> **What to do**: Print every line of the material below exactly as it stands, but omit the pictures.

> **Given data**:
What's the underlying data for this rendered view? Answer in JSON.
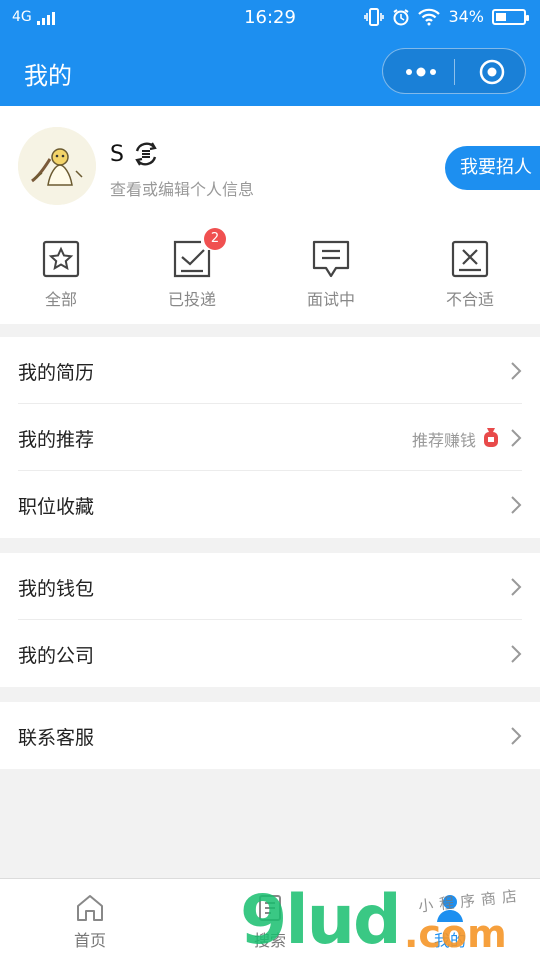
{
  "status_bar": {
    "network": "4G",
    "time": "16:29",
    "battery": "34%"
  },
  "header": {
    "title": "我的",
    "icons": [
      "more-icon",
      "target-icon"
    ]
  },
  "profile": {
    "name": "S",
    "subtitle": "查看或编辑个人信息",
    "recruit_button": "我要招人"
  },
  "statuses": [
    {
      "label": "全部",
      "icon": "star-box-icon"
    },
    {
      "label": "已投递",
      "icon": "check-box-icon",
      "badge": "2"
    },
    {
      "label": "面试中",
      "icon": "chat-icon"
    },
    {
      "label": "不合适",
      "icon": "x-box-icon"
    }
  ],
  "menu_groups": [
    [
      {
        "label": "我的简历"
      },
      {
        "label": "我的推荐",
        "extra": "推荐赚钱"
      },
      {
        "label": "职位收藏"
      }
    ],
    [
      {
        "label": "我的钱包"
      },
      {
        "label": "我的公司"
      }
    ],
    [
      {
        "label": "联系客服"
      }
    ]
  ],
  "tabbar": [
    {
      "label": "首页",
      "icon": "home-icon",
      "active": false
    },
    {
      "label": "搜索",
      "icon": "search-icon",
      "active": false
    },
    {
      "label": "我的",
      "icon": "user-icon",
      "active": true
    }
  ],
  "watermark": {
    "brand": "9lud",
    "domain": ".com",
    "tagline": "小程序商店"
  },
  "colors": {
    "primary": "#1d8ff0",
    "badge": "#f05050",
    "background": "#f2f2f2"
  }
}
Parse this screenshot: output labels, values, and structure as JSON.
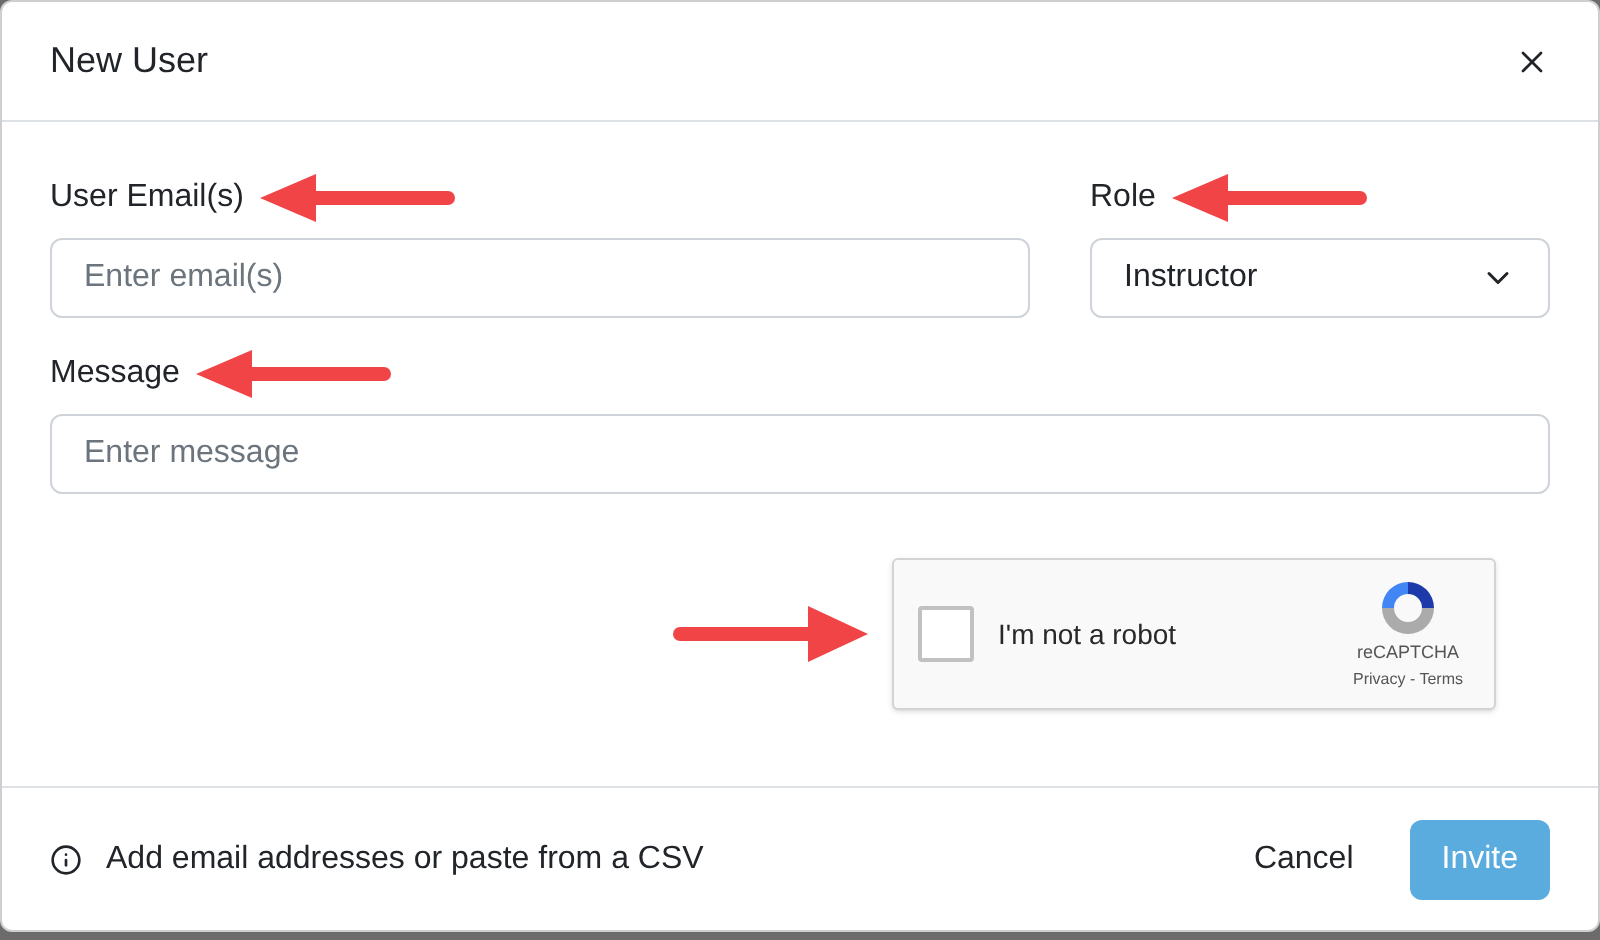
{
  "dialog": {
    "title": "New User"
  },
  "fields": {
    "email": {
      "label": "User Email(s)",
      "placeholder": "Enter email(s)"
    },
    "role": {
      "label": "Role",
      "value": "Instructor"
    },
    "message": {
      "label": "Message",
      "placeholder": "Enter message"
    }
  },
  "captcha": {
    "label": "I'm not a robot",
    "checked": false,
    "brand": "reCAPTCHA",
    "privacy": "Privacy",
    "separator": "-",
    "terms": "Terms"
  },
  "footer": {
    "hint": "Add email addresses or paste from a CSV",
    "buttons": [
      "Cancel",
      "Invite"
    ]
  }
}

> **Result of this exercise**:
What's the underlying data for this rendered view? Answer in JSON.
{
  "status_bar": {
    "network": "4G",
    "time": "16:29",
    "battery": "34%"
  },
  "header": {
    "title": "我的",
    "icons": [
      "more-icon",
      "target-icon"
    ]
  },
  "profile": {
    "name": "S",
    "subtitle": "查看或编辑个人信息",
    "recruit_button": "我要招人"
  },
  "statuses": [
    {
      "label": "全部",
      "icon": "star-box-icon"
    },
    {
      "label": "已投递",
      "icon": "check-box-icon",
      "badge": "2"
    },
    {
      "label": "面试中",
      "icon": "chat-icon"
    },
    {
      "label": "不合适",
      "icon": "x-box-icon"
    }
  ],
  "menu_groups": [
    [
      {
        "label": "我的简历"
      },
      {
        "label": "我的推荐",
        "extra": "推荐赚钱"
      },
      {
        "label": "职位收藏"
      }
    ],
    [
      {
        "label": "我的钱包"
      },
      {
        "label": "我的公司"
      }
    ],
    [
      {
        "label": "联系客服"
      }
    ]
  ],
  "tabbar": [
    {
      "label": "首页",
      "icon": "home-icon",
      "active": false
    },
    {
      "label": "搜索",
      "icon": "search-icon",
      "active": false
    },
    {
      "label": "我的",
      "icon": "user-icon",
      "active": true
    }
  ],
  "watermark": {
    "brand": "9lud",
    "domain": ".com",
    "tagline": "小程序商店"
  },
  "colors": {
    "primary": "#1d8ff0",
    "badge": "#f05050",
    "background": "#f2f2f2"
  }
}
Parse this screenshot: output labels, values, and structure as JSON.
{
  "dialog": {
    "title": "New User"
  },
  "fields": {
    "email": {
      "label": "User Email(s)",
      "placeholder": "Enter email(s)"
    },
    "role": {
      "label": "Role",
      "value": "Instructor"
    },
    "message": {
      "label": "Message",
      "placeholder": "Enter message"
    }
  },
  "captcha": {
    "label": "I'm not a robot",
    "checked": false,
    "brand": "reCAPTCHA",
    "privacy": "Privacy",
    "separator": "-",
    "terms": "Terms"
  },
  "footer": {
    "hint": "Add email addresses or paste from a CSV",
    "buttons": [
      "Cancel",
      "Invite"
    ]
  }
}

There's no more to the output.